┏━━

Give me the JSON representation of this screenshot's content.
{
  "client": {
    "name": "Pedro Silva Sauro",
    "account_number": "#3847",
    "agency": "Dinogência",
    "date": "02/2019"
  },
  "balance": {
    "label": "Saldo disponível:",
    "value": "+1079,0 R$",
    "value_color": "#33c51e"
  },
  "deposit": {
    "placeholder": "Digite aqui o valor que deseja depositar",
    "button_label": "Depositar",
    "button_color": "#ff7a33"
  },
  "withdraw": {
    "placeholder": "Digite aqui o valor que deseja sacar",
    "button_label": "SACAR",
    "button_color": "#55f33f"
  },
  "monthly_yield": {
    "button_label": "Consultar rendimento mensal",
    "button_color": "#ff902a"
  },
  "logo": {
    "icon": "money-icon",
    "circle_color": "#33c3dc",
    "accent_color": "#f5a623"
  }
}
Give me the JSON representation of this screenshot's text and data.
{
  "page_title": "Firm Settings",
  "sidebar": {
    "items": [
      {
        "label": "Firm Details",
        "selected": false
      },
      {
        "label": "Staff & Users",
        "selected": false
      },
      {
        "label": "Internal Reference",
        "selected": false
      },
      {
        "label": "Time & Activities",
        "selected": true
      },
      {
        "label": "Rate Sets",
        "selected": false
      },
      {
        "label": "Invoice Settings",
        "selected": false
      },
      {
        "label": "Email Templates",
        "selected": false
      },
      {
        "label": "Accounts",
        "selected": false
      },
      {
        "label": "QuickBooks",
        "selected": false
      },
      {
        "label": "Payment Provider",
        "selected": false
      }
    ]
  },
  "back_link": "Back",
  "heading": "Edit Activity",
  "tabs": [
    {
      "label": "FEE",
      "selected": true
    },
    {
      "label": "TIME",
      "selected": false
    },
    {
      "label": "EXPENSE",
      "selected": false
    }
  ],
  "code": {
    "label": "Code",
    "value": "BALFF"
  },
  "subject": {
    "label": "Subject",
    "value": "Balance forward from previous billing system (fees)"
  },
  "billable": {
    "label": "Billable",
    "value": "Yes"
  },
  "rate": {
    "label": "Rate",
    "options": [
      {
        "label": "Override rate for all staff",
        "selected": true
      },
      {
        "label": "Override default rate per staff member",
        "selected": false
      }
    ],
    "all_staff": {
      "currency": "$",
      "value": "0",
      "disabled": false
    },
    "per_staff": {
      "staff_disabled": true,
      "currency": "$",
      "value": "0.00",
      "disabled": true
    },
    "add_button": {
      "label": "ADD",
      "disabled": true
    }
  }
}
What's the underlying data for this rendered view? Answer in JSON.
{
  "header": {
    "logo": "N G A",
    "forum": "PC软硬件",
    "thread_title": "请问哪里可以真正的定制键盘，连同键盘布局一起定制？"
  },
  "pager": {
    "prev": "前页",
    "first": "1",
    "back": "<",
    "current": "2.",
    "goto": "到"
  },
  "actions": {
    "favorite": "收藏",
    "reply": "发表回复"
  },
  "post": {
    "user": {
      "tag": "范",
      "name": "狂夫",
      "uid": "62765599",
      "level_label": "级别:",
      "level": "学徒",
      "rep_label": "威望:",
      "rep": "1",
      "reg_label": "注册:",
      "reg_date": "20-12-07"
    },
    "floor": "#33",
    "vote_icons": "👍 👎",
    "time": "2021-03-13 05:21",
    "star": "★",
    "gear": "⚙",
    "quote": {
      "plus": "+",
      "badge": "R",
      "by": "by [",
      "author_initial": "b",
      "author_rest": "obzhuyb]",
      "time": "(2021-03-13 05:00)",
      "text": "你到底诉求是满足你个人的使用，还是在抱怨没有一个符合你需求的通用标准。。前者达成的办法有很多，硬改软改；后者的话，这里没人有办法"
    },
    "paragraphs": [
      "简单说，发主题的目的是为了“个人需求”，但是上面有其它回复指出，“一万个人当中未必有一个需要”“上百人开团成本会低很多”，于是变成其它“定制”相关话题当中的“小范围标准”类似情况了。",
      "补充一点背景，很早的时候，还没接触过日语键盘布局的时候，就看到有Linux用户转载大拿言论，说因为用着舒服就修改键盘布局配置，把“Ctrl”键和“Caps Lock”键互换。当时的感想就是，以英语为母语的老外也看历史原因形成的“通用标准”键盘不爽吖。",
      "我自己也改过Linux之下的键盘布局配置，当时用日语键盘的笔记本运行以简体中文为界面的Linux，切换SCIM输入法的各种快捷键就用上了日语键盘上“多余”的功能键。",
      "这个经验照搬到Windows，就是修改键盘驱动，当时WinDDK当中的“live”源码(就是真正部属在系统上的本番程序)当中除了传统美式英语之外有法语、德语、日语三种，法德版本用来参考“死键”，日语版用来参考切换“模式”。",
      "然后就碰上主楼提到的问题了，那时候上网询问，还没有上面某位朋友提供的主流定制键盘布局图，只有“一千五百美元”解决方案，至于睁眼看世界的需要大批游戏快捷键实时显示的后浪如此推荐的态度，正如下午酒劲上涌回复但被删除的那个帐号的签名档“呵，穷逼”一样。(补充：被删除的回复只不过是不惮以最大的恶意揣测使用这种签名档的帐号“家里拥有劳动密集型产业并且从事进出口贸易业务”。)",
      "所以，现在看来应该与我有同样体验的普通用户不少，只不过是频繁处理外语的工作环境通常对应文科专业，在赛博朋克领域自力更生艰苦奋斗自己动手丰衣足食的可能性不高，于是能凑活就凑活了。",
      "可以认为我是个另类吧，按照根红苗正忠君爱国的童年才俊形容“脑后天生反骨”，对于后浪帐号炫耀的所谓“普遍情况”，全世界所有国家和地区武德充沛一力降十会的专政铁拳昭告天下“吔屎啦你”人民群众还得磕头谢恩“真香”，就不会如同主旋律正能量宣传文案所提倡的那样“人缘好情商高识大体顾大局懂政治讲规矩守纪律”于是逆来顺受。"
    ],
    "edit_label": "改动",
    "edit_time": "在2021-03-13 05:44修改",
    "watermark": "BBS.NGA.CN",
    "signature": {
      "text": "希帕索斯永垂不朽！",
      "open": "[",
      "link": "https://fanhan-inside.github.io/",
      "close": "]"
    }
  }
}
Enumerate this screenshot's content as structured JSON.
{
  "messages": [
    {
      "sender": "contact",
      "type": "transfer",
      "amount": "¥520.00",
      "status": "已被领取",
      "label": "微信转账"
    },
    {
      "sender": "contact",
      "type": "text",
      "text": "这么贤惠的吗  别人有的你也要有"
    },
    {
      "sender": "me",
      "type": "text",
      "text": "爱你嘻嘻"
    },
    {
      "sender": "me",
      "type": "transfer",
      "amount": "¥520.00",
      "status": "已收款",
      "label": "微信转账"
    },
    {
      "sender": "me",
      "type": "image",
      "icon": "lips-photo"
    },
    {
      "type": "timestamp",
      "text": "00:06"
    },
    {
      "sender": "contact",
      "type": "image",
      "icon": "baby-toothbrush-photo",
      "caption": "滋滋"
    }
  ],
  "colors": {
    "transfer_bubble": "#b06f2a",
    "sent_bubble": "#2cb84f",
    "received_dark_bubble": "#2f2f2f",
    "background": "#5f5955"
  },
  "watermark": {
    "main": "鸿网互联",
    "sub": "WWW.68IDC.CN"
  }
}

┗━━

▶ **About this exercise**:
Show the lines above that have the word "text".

▶ **Exercise answer**:
Give me the JSON representation of this screenshot's text and data.
      "text": "你到底诉求是满足你个人的使用，还是在抱怨没有一个符合你需求的通用标准。。前者达成的办法有很多，硬改软改；后者的话，这里没人有办法"
      "text": "希帕索斯永垂不朽！",
      "type": "text",
      "text": "这么贤惠的吗  别人有的你也要有"
      "type": "text",
      "text": "爱你嘻嘻"
      "text": "00:06"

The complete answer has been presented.